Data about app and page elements
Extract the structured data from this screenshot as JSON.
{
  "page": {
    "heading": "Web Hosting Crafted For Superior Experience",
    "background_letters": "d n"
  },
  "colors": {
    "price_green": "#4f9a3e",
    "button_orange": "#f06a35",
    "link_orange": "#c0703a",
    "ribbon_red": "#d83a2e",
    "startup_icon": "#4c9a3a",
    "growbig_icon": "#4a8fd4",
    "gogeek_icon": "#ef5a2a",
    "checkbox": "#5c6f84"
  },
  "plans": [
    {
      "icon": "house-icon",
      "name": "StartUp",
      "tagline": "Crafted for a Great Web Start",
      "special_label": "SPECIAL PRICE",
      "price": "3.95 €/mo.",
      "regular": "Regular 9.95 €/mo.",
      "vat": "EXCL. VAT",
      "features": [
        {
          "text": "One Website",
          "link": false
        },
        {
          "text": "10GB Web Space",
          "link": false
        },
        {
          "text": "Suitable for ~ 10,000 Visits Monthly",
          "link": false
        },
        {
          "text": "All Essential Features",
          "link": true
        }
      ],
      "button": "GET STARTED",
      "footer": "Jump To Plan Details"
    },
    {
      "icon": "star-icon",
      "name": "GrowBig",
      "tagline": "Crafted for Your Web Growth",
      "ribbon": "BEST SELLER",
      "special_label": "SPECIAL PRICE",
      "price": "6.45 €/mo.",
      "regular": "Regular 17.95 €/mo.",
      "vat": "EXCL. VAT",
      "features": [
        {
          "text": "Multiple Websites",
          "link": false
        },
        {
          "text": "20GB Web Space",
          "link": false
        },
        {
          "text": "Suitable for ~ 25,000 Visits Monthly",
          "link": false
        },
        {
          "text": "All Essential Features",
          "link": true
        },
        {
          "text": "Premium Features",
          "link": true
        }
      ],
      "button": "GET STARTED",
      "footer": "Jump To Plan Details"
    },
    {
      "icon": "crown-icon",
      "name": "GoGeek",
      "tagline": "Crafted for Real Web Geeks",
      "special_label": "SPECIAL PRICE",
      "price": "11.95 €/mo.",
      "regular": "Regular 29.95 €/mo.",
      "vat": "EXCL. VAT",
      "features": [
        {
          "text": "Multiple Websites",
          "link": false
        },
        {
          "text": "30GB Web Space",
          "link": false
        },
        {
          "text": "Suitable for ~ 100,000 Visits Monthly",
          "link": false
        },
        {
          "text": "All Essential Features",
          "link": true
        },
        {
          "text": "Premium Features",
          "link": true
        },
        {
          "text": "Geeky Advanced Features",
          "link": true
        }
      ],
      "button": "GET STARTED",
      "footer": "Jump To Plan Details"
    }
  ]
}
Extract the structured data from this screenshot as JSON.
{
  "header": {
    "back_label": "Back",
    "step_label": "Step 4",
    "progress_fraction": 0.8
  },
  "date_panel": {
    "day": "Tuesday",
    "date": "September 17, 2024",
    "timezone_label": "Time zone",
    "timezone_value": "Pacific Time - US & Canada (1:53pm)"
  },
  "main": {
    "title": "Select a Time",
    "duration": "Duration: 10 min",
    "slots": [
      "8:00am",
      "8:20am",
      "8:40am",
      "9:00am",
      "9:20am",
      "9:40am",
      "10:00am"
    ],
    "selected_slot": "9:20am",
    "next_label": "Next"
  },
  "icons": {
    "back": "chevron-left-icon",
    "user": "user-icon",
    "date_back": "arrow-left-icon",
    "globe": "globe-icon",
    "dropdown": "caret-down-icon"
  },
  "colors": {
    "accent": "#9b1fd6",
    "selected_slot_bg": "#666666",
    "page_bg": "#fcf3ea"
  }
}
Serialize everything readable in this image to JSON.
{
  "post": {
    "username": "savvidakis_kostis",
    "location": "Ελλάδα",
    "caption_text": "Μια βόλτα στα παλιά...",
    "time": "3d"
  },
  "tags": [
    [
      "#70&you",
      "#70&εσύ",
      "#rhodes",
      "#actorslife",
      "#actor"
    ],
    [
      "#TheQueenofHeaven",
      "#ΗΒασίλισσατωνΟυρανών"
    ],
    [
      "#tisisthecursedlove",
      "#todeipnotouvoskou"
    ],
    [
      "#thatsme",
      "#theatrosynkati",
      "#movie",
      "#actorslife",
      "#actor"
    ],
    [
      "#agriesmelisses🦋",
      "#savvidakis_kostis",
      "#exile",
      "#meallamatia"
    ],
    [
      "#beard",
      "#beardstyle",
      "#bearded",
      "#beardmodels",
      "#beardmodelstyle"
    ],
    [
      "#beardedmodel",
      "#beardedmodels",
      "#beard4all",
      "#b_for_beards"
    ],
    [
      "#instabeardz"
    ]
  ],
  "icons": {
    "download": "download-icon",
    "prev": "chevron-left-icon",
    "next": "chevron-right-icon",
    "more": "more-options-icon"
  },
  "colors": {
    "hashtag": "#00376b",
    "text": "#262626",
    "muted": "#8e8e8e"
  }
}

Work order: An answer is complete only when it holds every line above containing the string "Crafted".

Solution to this task:
    "heading": "Web Hosting Crafted For Superior Experience",
      "tagline": "Crafted for a Great Web Start",
      "tagline": "Crafted for Your Web Growth",
      "tagline": "Crafted for Real Web Geeks",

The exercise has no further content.